Directions: Say how many lines in the entries contain "UFSB", giving only the number.

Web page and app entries
= Beginning of Section =
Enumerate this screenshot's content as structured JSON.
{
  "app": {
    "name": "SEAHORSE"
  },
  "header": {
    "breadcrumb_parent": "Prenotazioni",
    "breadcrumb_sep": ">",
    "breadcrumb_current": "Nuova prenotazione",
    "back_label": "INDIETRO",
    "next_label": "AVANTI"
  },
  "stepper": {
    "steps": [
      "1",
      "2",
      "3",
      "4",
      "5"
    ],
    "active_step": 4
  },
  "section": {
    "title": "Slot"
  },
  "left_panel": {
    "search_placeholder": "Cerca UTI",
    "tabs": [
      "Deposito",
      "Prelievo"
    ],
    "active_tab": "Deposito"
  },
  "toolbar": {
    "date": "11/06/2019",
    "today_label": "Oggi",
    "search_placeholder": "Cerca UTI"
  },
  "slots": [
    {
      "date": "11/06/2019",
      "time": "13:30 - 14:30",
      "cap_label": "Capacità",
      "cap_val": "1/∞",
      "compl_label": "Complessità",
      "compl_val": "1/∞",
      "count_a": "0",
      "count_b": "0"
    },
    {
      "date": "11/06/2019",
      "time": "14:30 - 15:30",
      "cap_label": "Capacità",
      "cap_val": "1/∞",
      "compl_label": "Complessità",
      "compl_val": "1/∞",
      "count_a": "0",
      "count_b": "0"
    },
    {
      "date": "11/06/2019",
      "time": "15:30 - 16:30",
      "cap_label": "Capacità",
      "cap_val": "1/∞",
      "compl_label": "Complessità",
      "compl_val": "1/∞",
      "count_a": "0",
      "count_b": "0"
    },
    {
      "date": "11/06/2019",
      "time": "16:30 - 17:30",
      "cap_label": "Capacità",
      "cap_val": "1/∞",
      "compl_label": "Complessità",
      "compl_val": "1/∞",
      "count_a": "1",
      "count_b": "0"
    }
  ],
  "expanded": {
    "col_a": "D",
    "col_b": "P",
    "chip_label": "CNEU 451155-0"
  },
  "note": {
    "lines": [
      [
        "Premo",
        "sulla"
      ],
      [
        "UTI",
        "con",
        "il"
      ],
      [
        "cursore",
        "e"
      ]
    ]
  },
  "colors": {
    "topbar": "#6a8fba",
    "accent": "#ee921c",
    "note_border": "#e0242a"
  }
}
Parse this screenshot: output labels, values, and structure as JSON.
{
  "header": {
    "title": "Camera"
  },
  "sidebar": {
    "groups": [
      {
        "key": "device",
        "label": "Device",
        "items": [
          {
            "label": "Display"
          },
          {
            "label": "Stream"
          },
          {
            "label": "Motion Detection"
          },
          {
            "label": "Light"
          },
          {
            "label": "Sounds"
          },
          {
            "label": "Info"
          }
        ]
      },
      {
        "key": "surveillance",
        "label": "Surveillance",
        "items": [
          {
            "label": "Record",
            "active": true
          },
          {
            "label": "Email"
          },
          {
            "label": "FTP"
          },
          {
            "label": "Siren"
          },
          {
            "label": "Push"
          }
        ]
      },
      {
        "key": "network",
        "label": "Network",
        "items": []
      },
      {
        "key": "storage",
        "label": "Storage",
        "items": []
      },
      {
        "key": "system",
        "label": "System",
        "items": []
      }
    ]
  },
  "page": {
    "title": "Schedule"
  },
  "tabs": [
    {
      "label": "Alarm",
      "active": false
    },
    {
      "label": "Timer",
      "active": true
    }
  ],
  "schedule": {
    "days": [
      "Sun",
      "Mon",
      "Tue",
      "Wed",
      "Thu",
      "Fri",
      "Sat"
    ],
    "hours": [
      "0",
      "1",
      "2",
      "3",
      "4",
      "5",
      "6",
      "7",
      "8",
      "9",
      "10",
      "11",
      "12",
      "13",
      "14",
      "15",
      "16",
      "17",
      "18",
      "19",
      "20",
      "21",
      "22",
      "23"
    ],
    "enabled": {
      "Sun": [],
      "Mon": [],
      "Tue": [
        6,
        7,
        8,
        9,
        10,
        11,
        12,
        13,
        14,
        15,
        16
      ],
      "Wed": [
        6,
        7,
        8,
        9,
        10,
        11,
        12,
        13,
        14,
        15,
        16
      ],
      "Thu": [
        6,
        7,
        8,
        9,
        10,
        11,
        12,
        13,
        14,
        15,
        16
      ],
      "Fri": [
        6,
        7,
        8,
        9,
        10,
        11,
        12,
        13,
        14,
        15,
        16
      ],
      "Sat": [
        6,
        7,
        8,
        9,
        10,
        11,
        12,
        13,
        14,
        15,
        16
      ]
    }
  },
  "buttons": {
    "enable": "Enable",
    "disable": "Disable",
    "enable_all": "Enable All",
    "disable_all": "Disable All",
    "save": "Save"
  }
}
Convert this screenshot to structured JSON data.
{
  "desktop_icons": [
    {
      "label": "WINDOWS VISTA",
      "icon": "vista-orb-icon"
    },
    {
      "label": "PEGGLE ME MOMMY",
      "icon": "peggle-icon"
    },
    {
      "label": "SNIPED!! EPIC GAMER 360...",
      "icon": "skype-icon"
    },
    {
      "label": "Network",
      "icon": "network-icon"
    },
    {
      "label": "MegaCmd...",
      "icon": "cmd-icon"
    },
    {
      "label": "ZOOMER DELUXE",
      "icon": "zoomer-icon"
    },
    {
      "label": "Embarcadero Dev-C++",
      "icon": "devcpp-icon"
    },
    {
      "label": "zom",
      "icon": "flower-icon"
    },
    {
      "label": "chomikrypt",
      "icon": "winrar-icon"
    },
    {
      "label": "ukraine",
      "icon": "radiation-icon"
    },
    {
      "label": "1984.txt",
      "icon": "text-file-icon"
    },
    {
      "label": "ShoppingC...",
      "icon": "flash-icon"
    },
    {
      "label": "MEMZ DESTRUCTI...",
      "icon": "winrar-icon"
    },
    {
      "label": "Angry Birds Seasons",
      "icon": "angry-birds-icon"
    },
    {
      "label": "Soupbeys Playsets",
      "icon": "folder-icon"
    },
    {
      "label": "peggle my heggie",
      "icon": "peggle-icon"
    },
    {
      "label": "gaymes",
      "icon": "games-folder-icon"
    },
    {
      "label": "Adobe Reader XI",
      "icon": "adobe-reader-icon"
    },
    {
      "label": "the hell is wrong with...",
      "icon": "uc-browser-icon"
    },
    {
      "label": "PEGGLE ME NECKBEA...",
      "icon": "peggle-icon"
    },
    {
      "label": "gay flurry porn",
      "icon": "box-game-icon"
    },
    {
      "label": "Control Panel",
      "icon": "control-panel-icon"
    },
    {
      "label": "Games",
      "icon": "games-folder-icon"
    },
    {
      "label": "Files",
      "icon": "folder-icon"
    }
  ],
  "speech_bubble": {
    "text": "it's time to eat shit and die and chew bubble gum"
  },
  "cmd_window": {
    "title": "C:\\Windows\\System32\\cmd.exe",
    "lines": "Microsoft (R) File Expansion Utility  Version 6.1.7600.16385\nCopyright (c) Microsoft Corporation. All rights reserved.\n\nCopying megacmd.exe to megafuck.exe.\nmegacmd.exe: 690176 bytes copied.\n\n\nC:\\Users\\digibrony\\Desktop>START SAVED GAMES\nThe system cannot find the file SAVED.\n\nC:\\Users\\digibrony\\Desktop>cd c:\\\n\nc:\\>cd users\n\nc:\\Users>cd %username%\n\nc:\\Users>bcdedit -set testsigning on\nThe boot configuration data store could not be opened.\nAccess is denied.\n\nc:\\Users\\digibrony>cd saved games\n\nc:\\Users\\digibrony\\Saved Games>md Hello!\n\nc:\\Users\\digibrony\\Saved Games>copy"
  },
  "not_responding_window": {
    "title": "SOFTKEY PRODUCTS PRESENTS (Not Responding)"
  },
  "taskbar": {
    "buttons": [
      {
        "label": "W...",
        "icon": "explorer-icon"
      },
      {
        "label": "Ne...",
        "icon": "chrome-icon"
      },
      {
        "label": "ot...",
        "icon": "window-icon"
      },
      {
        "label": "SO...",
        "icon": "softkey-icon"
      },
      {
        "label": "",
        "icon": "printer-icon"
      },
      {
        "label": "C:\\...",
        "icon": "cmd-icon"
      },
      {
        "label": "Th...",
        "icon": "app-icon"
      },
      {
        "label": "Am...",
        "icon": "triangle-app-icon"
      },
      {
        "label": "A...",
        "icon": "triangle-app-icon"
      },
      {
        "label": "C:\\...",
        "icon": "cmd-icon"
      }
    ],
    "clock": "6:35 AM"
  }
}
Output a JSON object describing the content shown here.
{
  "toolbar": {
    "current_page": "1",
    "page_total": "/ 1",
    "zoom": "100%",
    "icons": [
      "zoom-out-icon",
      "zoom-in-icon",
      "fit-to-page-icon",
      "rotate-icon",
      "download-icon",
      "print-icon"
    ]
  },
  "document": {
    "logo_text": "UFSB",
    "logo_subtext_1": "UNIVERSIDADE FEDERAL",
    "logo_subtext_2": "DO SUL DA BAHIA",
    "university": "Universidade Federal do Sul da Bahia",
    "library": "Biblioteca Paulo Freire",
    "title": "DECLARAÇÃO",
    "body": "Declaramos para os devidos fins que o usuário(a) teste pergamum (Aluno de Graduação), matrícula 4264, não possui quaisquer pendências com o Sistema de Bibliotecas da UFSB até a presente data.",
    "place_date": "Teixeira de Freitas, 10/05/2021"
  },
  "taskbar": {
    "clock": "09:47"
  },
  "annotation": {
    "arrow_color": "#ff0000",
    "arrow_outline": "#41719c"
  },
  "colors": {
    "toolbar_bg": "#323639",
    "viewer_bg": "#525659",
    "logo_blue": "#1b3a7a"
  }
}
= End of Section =
Result for this task: 2